In the last few years, several pieces of AI software have been described as having beaten the Turing Test. This has led some to argue that the test is too easy to be a useful judge of artificial intelligence. But I would argue that the Turing Test hasn’t actually been passed at all. In fact, it won’t be passed in the foreseeable future. But if one day a properly designed Turing Test is passed, it will give us cause to worry about our unique status. The Turing Test is really a test of linguistic fluency. Properly understood, it can reveal the thing that is arguably most distinctive about humans: our different cultures. These give rise to enormous variations in belief and behaviour that aren’t seen among animals or most machines. And the fact we can program this kind of variation into computers is what gives them the potential to mimic human abilities. In judging fluent mimicry, the Turing Test lets us look for the ability of computers to share in human culture by demonstrating their grasp of language in a social context.

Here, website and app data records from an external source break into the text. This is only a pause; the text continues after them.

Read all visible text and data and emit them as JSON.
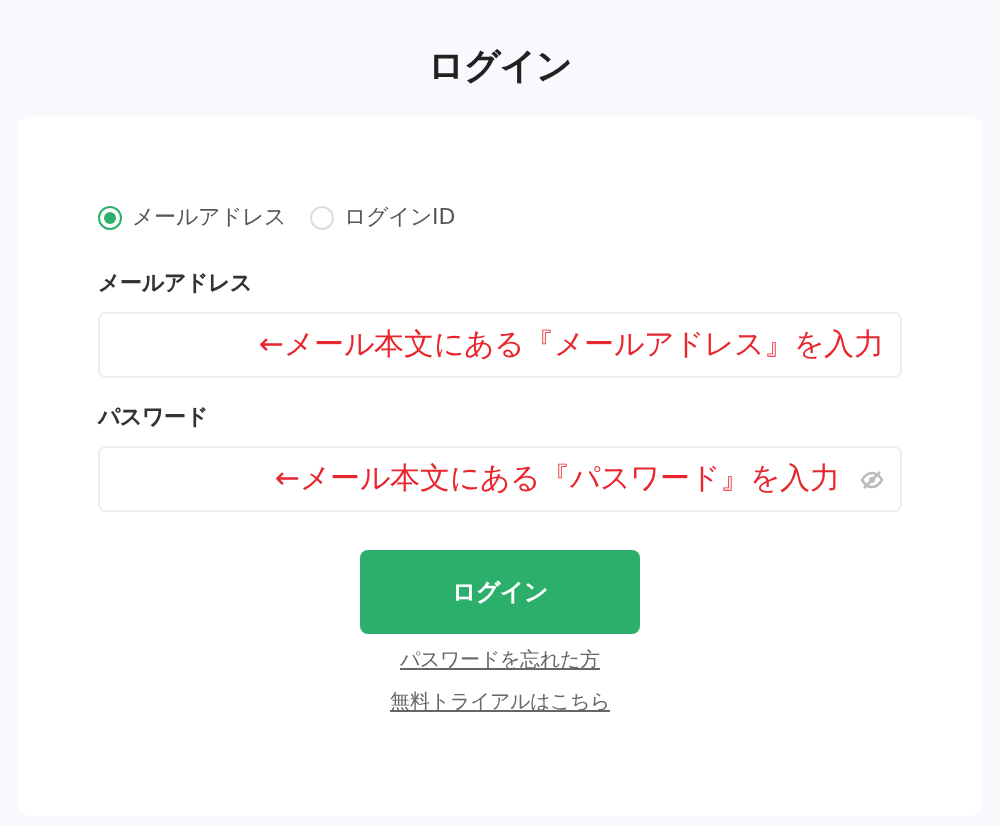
{
  "title": "ログイン",
  "login_type": [
    {
      "label": "メールアドレス",
      "selected": true
    },
    {
      "label": "ログインID",
      "selected": false
    }
  ],
  "fields": [
    {
      "kind": "text",
      "label": "メールアドレス",
      "annotation": "←メール本文にある『メールアドレス』を入力"
    },
    {
      "kind": "password",
      "label": "パスワード",
      "annotation": "←メール本文にある『パスワード』を入力"
    }
  ],
  "submit": "ログイン",
  "links": [
    "パスワードを忘れた方",
    "無料トライアルはこちら"
  ]
}
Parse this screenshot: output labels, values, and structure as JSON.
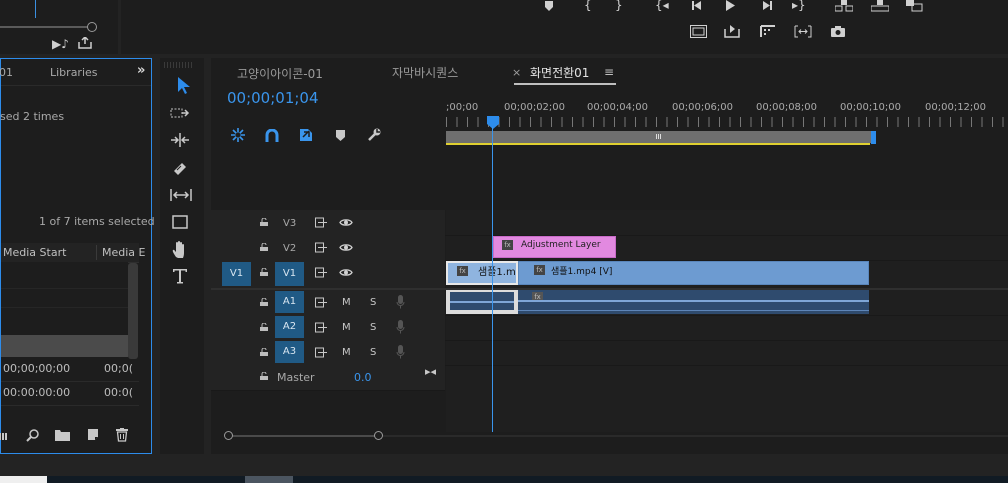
{
  "program_monitor": {
    "controls": [
      "marker-icon",
      "mark-in-icon",
      "mark-out-icon",
      "go-to-in-icon",
      "step-back-icon",
      "play-icon",
      "step-forward-icon",
      "go-to-out-icon",
      "lift-icon",
      "extract-icon",
      "export-frame-icon"
    ]
  },
  "project_panel": {
    "tab_partial": "01",
    "tab_libraries": "Libraries",
    "overflow": "»",
    "used_text": "sed 2 times",
    "selection_info": "1 of 7 items selected",
    "col_media_start": "Media Start",
    "col_media_end": "Media E",
    "rows": [
      {
        "start": "00;00;00;00",
        "end": "00;0("
      },
      {
        "start": "00:00:00:00",
        "end": "00:0("
      }
    ]
  },
  "tools": [
    "selection-tool",
    "track-select-tool",
    "ripple-edit-tool",
    "razor-tool",
    "slip-tool",
    "pen-tool",
    "hand-tool",
    "type-tool"
  ],
  "timeline": {
    "tabs": [
      {
        "label": "고양이아이콘-01",
        "active": false
      },
      {
        "label": "자막바시퀀스",
        "active": false
      },
      {
        "label": "화면전환01",
        "active": true
      }
    ],
    "close_symbol": "×",
    "menu_symbol": "≡",
    "timecode": "00;00;01;04",
    "ruler": [
      ";00;00",
      "00;00;02;00",
      "00;00;04;00",
      "00;00;06;00",
      "00;00;08;00",
      "00;00;10;00",
      "00;00;12;00"
    ],
    "video_tracks": [
      {
        "name": "V3",
        "source": ""
      },
      {
        "name": "V2",
        "source": ""
      },
      {
        "name": "V1",
        "source": "V1"
      }
    ],
    "audio_tracks": [
      {
        "name": "A1",
        "m": "M",
        "s": "S"
      },
      {
        "name": "A2",
        "m": "M",
        "s": "S"
      },
      {
        "name": "A3",
        "m": "M",
        "s": "S"
      }
    ],
    "master_label": "Master",
    "master_value": "0.0",
    "clips": {
      "adjustment": "Adjustment Layer",
      "video1": "샘플1.m",
      "video2": "샘플1.mp4 [V]",
      "fx": "fx"
    },
    "colors": {
      "accent": "#2d8ceb",
      "video_clip": "#6d9bd1",
      "adjustment_clip": "#e289e0",
      "audio_clip": "#2f4b6e",
      "work_area": "#e0d030",
      "track_target": "#205a85"
    }
  }
}
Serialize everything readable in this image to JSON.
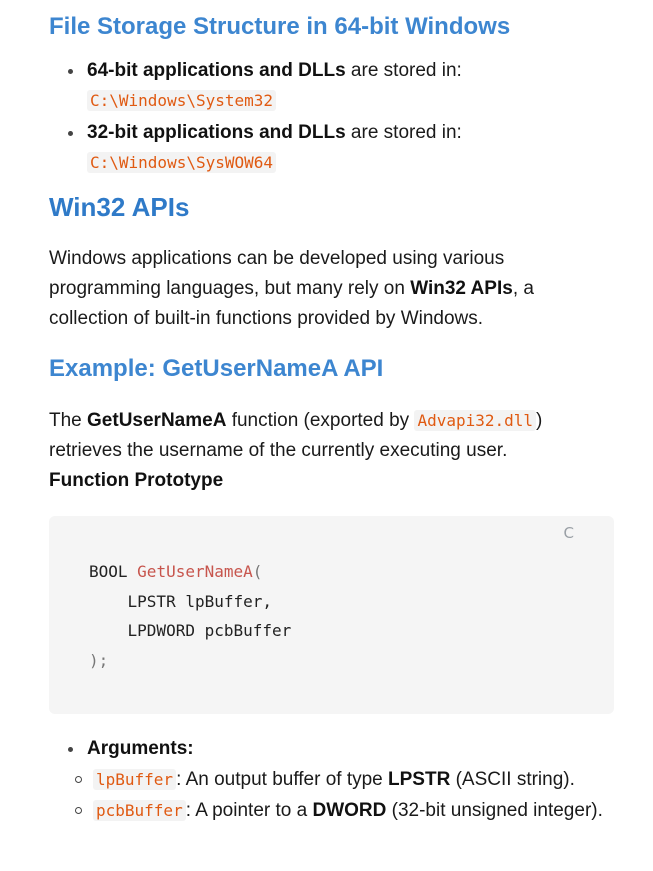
{
  "storage": {
    "heading": "File Storage Structure in 64-bit Windows",
    "items": [
      {
        "bold": "64-bit applications and DLLs",
        "text": " are stored in:",
        "path": "C:\\Windows\\System32"
      },
      {
        "bold": "32-bit applications and DLLs",
        "text": " are stored in:",
        "path": "C:\\Windows\\SysWOW64"
      }
    ]
  },
  "win32": {
    "heading": "Win32 APIs",
    "para_1": "Windows applications can be developed using various programming languages, but many rely on ",
    "para_bold": "Win32 APIs",
    "para_2": ", a collection of built-in functions provided by Windows."
  },
  "example": {
    "heading": "Example: GetUserNameA API",
    "p_the": "The ",
    "p_fn": "GetUserNameA",
    "p_mid": " function (exported by ",
    "p_dll": "Advapi32.dll",
    "p_end": ") retrieves the username of the currently executing user.",
    "prototype_label": "Function Prototype"
  },
  "code": {
    "copy_label": "C",
    "type": "BOOL",
    "fn": "GetUserNameA",
    "open": "(",
    "line2": "    LPSTR lpBuffer,",
    "line3": "    LPDWORD pcbBuffer",
    "close": ");"
  },
  "arguments": {
    "label": "Arguments:",
    "items": [
      {
        "code": "lpBuffer",
        "t1": ": An output buffer of type ",
        "bold": "LPSTR",
        "t2": " (ASCII string)."
      },
      {
        "code": "pcbBuffer",
        "t1": ": A pointer to a ",
        "bold": "DWORD",
        "t2": " (32-bit unsigned integer)."
      }
    ]
  }
}
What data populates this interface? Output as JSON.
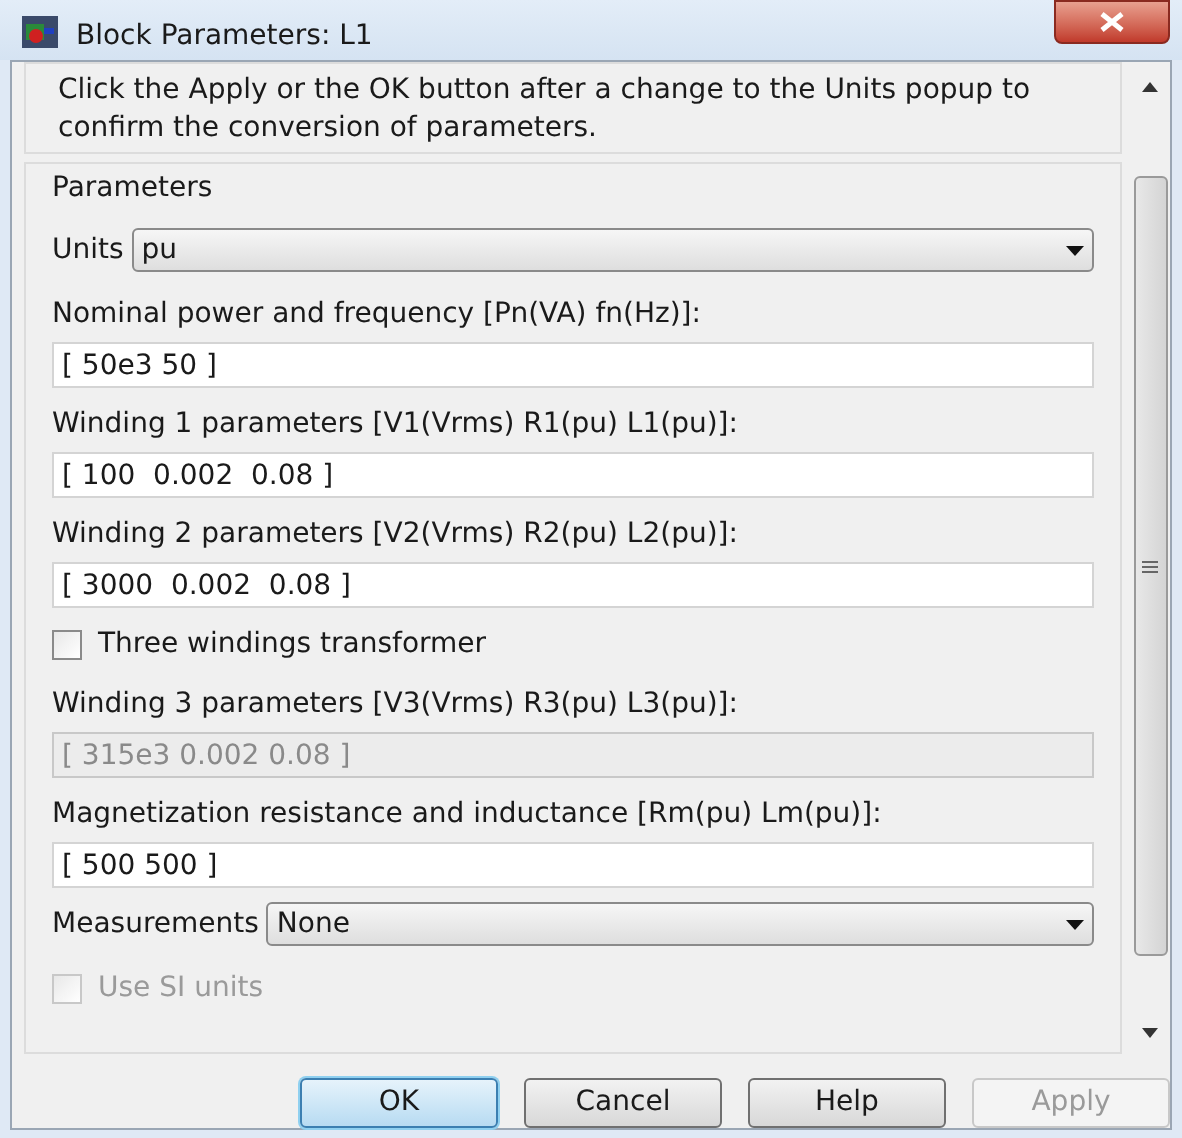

Turing based his test on the “imitation game”, a party game in which a man pretended to be a woman and a judge tried to guess who was who by asking the concealed players questions. In the Turing Test, the judge would try to guess who was a computer and who was a real human. Unsurprisingly, in 1950, Turing didn’t work out the necessary detailed protocol for us to judge today’s AI software. For one thing, he suggested the test could be done in just five minutes. But he also didn’t work out that the judge and the human player had to share a culture and that the computer would have to try to emulate it. That’s led to lots of people claiming that the test has been passed and others claiming that the test is too easy or should include emulation of physical abilities.